Reactor Theory (Reactor Operations)
When a reactor is started up with unirradiated fuel, or on those occasions when the reactor is
restarted following a long shutdown period, the source neutron population will be very low. In
some reactors, the neutron population is frequently low enough that it cannot be detected by the
nuclear instrumentation during the approach to criticality. Installed neutron sources, such as
those discussed in Module 2, are frequently used to provide a safe, easily monitored reactor
startup. The neutron source, together with the subcritical multiplication process, provides a
sufficiently large neutron population to allow monitoring by the nuclear instruments throughout
the startup procedure. Without the installed source, it may be possible to withdraw the control
rods to the point of criticality, and then continue withdrawal without detecting criticality because
the reactor goes critical below the indicating range.
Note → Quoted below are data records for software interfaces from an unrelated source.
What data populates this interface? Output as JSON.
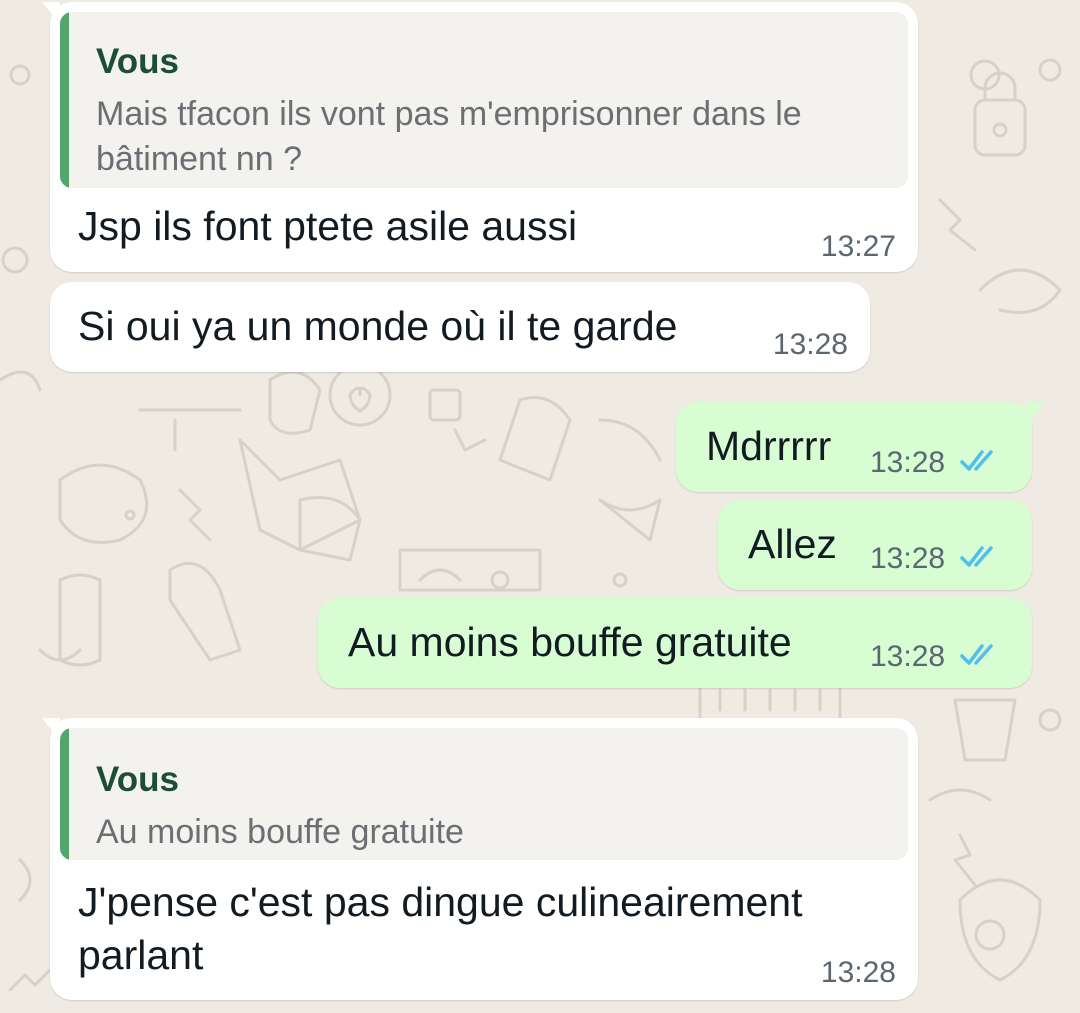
{
  "colors": {
    "incoming_bubble": "#ffffff",
    "outgoing_bubble": "#d9fdd3",
    "quote_bar": "#53a56e",
    "quote_author": "#1d4d35",
    "read_ticks": "#53bdeb",
    "wallpaper": "#efeae2"
  },
  "messages": [
    {
      "direction": "incoming",
      "reply_to": {
        "author": "Vous",
        "text": "Mais tfacon ils vont pas m'emprisonner dans le bâtiment nn ?"
      },
      "text": "Jsp ils font ptete asile aussi",
      "time": "13:27"
    },
    {
      "direction": "incoming",
      "text": "Si oui ya un monde où il te garde",
      "time": "13:28"
    },
    {
      "direction": "outgoing",
      "text": "Mdrrrrr",
      "time": "13:28",
      "status_icon": "double-check-read-icon"
    },
    {
      "direction": "outgoing",
      "text": "Allez",
      "time": "13:28",
      "status_icon": "double-check-read-icon"
    },
    {
      "direction": "outgoing",
      "text": "Au moins bouffe gratuite",
      "time": "13:28",
      "status_icon": "double-check-read-icon"
    },
    {
      "direction": "incoming",
      "reply_to": {
        "author": "Vous",
        "text": "Au moins bouffe gratuite"
      },
      "text": "J'pense c'est pas dingue culineairement parlant",
      "time": "13:28"
    }
  ]
}
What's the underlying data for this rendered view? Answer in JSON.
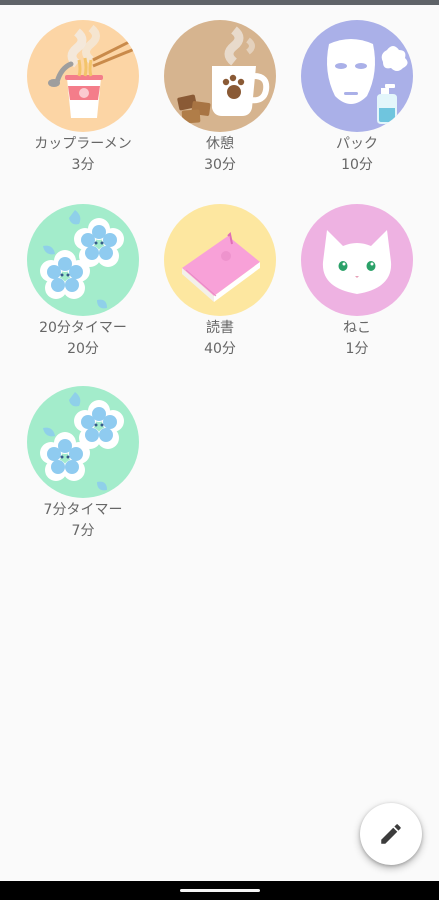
{
  "timers": [
    {
      "name": "カップラーメン",
      "duration": "3分",
      "icon": "cup-noodle-icon",
      "bg": "#fcd5a5"
    },
    {
      "name": "休憩",
      "duration": "30分",
      "icon": "coffee-break-icon",
      "bg": "#d6b48f"
    },
    {
      "name": "パック",
      "duration": "10分",
      "icon": "face-mask-icon",
      "bg": "#aab0e8"
    },
    {
      "name": "20分タイマー",
      "duration": "20分",
      "icon": "flower-icon",
      "bg": "#a3eccb"
    },
    {
      "name": "読書",
      "duration": "40分",
      "icon": "book-icon",
      "bg": "#fde7a0"
    },
    {
      "name": "ねこ",
      "duration": "1分",
      "icon": "cat-icon",
      "bg": "#eeb2e2"
    },
    {
      "name": "7分タイマー",
      "duration": "7分",
      "icon": "flower-icon",
      "bg": "#a3eccb"
    }
  ],
  "fab": {
    "icon": "pencil-icon"
  }
}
Continued withdrawal of control rods at this
point could cause reactor power to rise at an uncontrollable rate before neutron level first
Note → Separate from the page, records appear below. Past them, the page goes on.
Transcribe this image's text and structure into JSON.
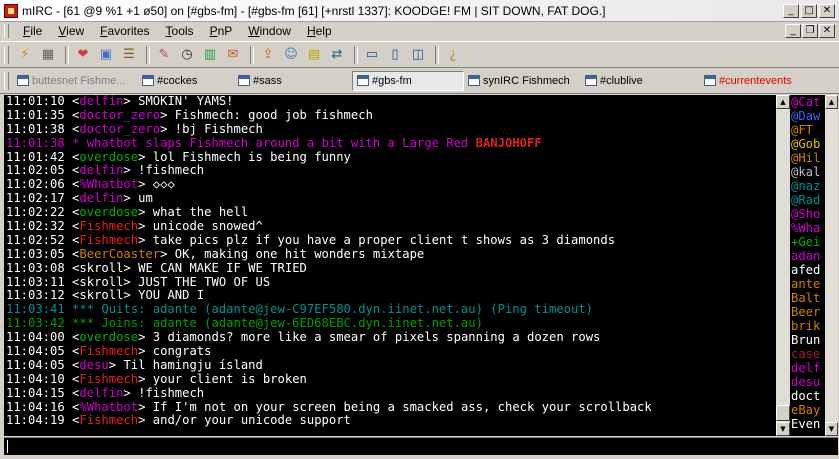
{
  "window": {
    "title": "mIRC - [61 @9 %1 +1 ø50] on [#gbs-fm] - [#gbs-fm [61] [+nrstl 1337]: KOODGE! FM | SIT DOWN, FAT DOG.]",
    "min_glyph": "_",
    "max_glyph": "□",
    "close_glyph": "✕",
    "mdi_restore_glyph": "❐"
  },
  "menu": {
    "items": [
      "File",
      "View",
      "Favorites",
      "Tools",
      "PnP",
      "Window",
      "Help"
    ]
  },
  "toolbar": {
    "buttons": [
      {
        "icon": "connect-icon",
        "glyph": "⚡",
        "color": "#d08020"
      },
      {
        "icon": "options-icon",
        "glyph": "▦",
        "color": "#606060"
      },
      {
        "icon": "favorites-icon",
        "glyph": "❤",
        "color": "#d04040"
      },
      {
        "icon": "address-book-icon",
        "glyph": "▣",
        "color": "#4070c0"
      },
      {
        "icon": "channels-list-icon",
        "glyph": "☰",
        "color": "#806020"
      },
      {
        "icon": "scripts-icon",
        "glyph": "✎",
        "color": "#c04080"
      },
      {
        "icon": "timer-icon",
        "glyph": "◷",
        "color": "#303030"
      },
      {
        "icon": "colors-icon",
        "glyph": "▥",
        "color": "#20a040"
      },
      {
        "icon": "notify-icon",
        "glyph": "✉",
        "color": "#c06020"
      },
      {
        "icon": "dcc-send-icon",
        "glyph": "⇪",
        "color": "#d06000"
      },
      {
        "icon": "dcc-chat-icon",
        "glyph": "☺",
        "color": "#4080c0"
      },
      {
        "icon": "received-files-icon",
        "glyph": "▤",
        "color": "#c0a000"
      },
      {
        "icon": "logs-icon",
        "glyph": "⇄",
        "color": "#206080"
      },
      {
        "icon": "tile-horizontal-icon",
        "glyph": "▭",
        "color": "#2050a0"
      },
      {
        "icon": "tile-vertical-icon",
        "glyph": "▯",
        "color": "#2050a0"
      },
      {
        "icon": "cascade-icon",
        "glyph": "◫",
        "color": "#2050a0"
      },
      {
        "icon": "help-icon",
        "glyph": "¿",
        "color": "#d08020"
      }
    ]
  },
  "switchbar": {
    "tabs": [
      {
        "label": "buttesnet Fishme...",
        "color": "#808080",
        "active": false,
        "icon": "server-icon"
      },
      {
        "label": "#cockes",
        "color": "#000000",
        "active": false,
        "icon": "channel-icon"
      },
      {
        "label": "#sass",
        "color": "#000000",
        "active": false,
        "icon": "channel-icon"
      },
      {
        "label": "#gbs-fm",
        "color": "#000000",
        "active": true,
        "icon": "channel-icon"
      },
      {
        "label": "synIRC Fishmech",
        "color": "#000000",
        "active": false,
        "icon": "server-icon"
      },
      {
        "label": "#clublive",
        "color": "#000000",
        "active": false,
        "icon": "channel-icon"
      },
      {
        "label": "#currentevents",
        "color": "#e00000",
        "active": false,
        "icon": "channel-icon"
      }
    ]
  },
  "colors": {
    "background": "#000000",
    "text": "#ffffff",
    "action": "#d000d0",
    "event": "#009090",
    "nick_red": "#e02020",
    "nick_green": "#00b000",
    "nick_magenta": "#d000d0",
    "nick_white": "#ffffff",
    "nick_orange": "#d08000"
  },
  "messages": [
    {
      "time": "11:01:10",
      "nick": "delfin",
      "nick_color": "#d000d0",
      "text": "SMOKIN' YAMS!",
      "type": "msg"
    },
    {
      "time": "11:01:35",
      "nick": "doctor_zero",
      "nick_color": "#d000d0",
      "text": "Fishmech: good job fishmech",
      "type": "msg"
    },
    {
      "time": "11:01:38",
      "nick": "doctor_zero",
      "nick_color": "#d000d0",
      "text": "!bj Fishmech",
      "type": "msg"
    },
    {
      "time": "11:01:38",
      "nick": "",
      "nick_color": "#d000d0",
      "text": "* whatbot slaps Fishmech around a bit with a Large Red ",
      "highlight": "BANJOHOFF",
      "highlight_color": "#e02020",
      "type": "action"
    },
    {
      "time": "11:01:42",
      "nick": "overdose",
      "nick_color": "#00b000",
      "text": "lol Fishmech is being funny",
      "type": "msg"
    },
    {
      "time": "11:02:05",
      "nick": "delfin",
      "nick_color": "#d000d0",
      "text": "!fishmech",
      "type": "msg"
    },
    {
      "time": "11:02:06",
      "nick": "%Whatbot",
      "nick_color": "#d000d0",
      "text": "◇◇◇",
      "type": "msg"
    },
    {
      "time": "11:02:17",
      "nick": "delfin",
      "nick_color": "#d000d0",
      "text": "um",
      "type": "msg"
    },
    {
      "time": "11:02:22",
      "nick": "overdose",
      "nick_color": "#00b000",
      "text": "what the hell",
      "type": "msg"
    },
    {
      "time": "11:02:32",
      "nick": "Fishmech",
      "nick_color": "#e02020",
      "text": "unicode snowed^",
      "type": "msg"
    },
    {
      "time": "11:02:52",
      "nick": "Fishmech",
      "nick_color": "#e02020",
      "text": "take pics plz if you have a proper client t shows as 3 diamonds",
      "type": "msg"
    },
    {
      "time": "11:03:05",
      "nick": "BeerCoaster",
      "nick_color": "#d08000",
      "text": "OK, making one hit wonders mixtape",
      "type": "msg"
    },
    {
      "time": "11:03:08",
      "nick": "skroll",
      "nick_color": "#ffffff",
      "text": "WE CAN MAKE IF WE TRIED",
      "type": "msg"
    },
    {
      "time": "11:03:11",
      "nick": "skroll",
      "nick_color": "#ffffff",
      "text": "JUST THE TWO OF US",
      "type": "msg"
    },
    {
      "time": "11:03:12",
      "nick": "skroll",
      "nick_color": "#ffffff",
      "text": "YOU AND I",
      "type": "msg"
    },
    {
      "time": "11:03:41",
      "nick": "",
      "nick_color": "#009090",
      "text": "*** Quits: adante (adante@jew-C97EF580.dyn.iinet.net.au) (Ping timeout)",
      "type": "event"
    },
    {
      "time": "11:03:42",
      "nick": "",
      "nick_color": "#00a000",
      "text": "*** Joins: adante (adante@jew-6ED68EBC.dyn.iinet.net.au)",
      "type": "join"
    },
    {
      "time": "11:04:00",
      "nick": "overdose",
      "nick_color": "#00b000",
      "text": "3 diamonds? more like a smear of pixels spanning a dozen rows",
      "type": "msg"
    },
    {
      "time": "11:04:05",
      "nick": "Fishmech",
      "nick_color": "#e02020",
      "text": "congrats",
      "type": "msg"
    },
    {
      "time": "11:04:05",
      "nick": "desu",
      "nick_color": "#d000d0",
      "text": "Til hamingju ísland",
      "type": "msg"
    },
    {
      "time": "11:04:10",
      "nick": "Fishmech",
      "nick_color": "#e02020",
      "text": "your client is broken",
      "type": "msg"
    },
    {
      "time": "11:04:15",
      "nick": "delfin",
      "nick_color": "#d000d0",
      "text": "!fishmech",
      "type": "msg"
    },
    {
      "time": "11:04:16",
      "nick": "%Whatbot",
      "nick_color": "#d000d0",
      "text": "If I'm not on your screen being a smacked ass, check your scrollback",
      "type": "msg"
    },
    {
      "time": "11:04:19",
      "nick": "Fishmech",
      "nick_color": "#e02020",
      "text": "and/or your unicode support",
      "type": "msg"
    }
  ],
  "nicklist": [
    {
      "nick": "@Cat",
      "color": "#d000d0"
    },
    {
      "nick": "@Daw",
      "color": "#4060ff"
    },
    {
      "nick": "@FT",
      "color": "#d08000"
    },
    {
      "nick": "@Gob",
      "color": "#e0c000"
    },
    {
      "nick": "@Hil",
      "color": "#d08000"
    },
    {
      "nick": "@kal",
      "color": "#c0c0c0"
    },
    {
      "nick": "@naz",
      "color": "#009090"
    },
    {
      "nick": "@Rad",
      "color": "#009090"
    },
    {
      "nick": "@Sho",
      "color": "#d000d0"
    },
    {
      "nick": "%Wha",
      "color": "#d000d0"
    },
    {
      "nick": "+Gei",
      "color": "#00b000"
    },
    {
      "nick": "adan",
      "color": "#d000d0"
    },
    {
      "nick": "afed",
      "color": "#ffffff"
    },
    {
      "nick": "ante",
      "color": "#d08000"
    },
    {
      "nick": "Balt",
      "color": "#d08000"
    },
    {
      "nick": "Beer",
      "color": "#d08000"
    },
    {
      "nick": "brik",
      "color": "#d08000"
    },
    {
      "nick": "Brun",
      "color": "#ffffff"
    },
    {
      "nick": "case",
      "color": "#a02020"
    },
    {
      "nick": "delf",
      "color": "#d000d0"
    },
    {
      "nick": "desu",
      "color": "#d000d0"
    },
    {
      "nick": "doct",
      "color": "#ffffff"
    },
    {
      "nick": "eBay",
      "color": "#d08000"
    },
    {
      "nick": "Even",
      "color": "#ffffff"
    }
  ],
  "input": {
    "value": ""
  }
}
becomes visible on the nuclear instruments.
An alternative to using a startup source is to limit the rate of rod withdrawal, or require waiting
periods between rod withdrawal increments. By waiting between rod withdrawal increments,
the neutron population is allowed to increase through subcritical multiplication. Subcritical
multiplication is the process where source neutrons are used to sustain the chain reaction in a
reactor with a multiplication factor (keff) of less than one.
The chain reaction is not
"self-sustaining," but if the neutron source is of sufficient magnitude, it compensates for the
neutrons lost through absorption and leakage. This process can result in a constant, or
increasing, neutron population even though keff is less than one.
Estimated Critical Position
In the first chapter of this module, 1/M plots were discussed. These plots were useful for
monitoring the approach to criticality and predicting when criticality will occur based on
indications received while the startup is actually in progress. Before the reactor startup is
initiated, the operator calculates an estimate of the amount of rod withdrawal that will be
necessary to achieve criticality. This process provides an added margin of safety because a large
discrepancy between actual and estimated critical rod positions would indicate that the core was
not performing as designed. Depending upon a reactor's design or age, the buildup of xenon
within the first several hours following a reactor shutdown may introduce enough negative
reactivity to cause the reactor to remain shutdown even with the control rods fully withdrawn.
In this situation it is important to be able to predict whether criticality can be achieved, and if
criticality cannot be achieved, the startup should not be attempted.
For a given set of conditions (such as time since shutdown, temperature, pressure, fuel burnup,
samarium and xenon poisoning) there is only one position of the control rods (and boron
concentrations for a reactor with chemical shim) that results in criticality, using the normal rod
withdrawal sequence. Identification of these conditions allows accurate calculation of control
rod position at criticality. The calculation of an estimated critical position (ECP) is simply a
mathematical procedure that takes into account all of the changes in factors that significantly
affect reactivity that have occurred between the time of reactor shutdown and the time that the
reactor is brought critical again.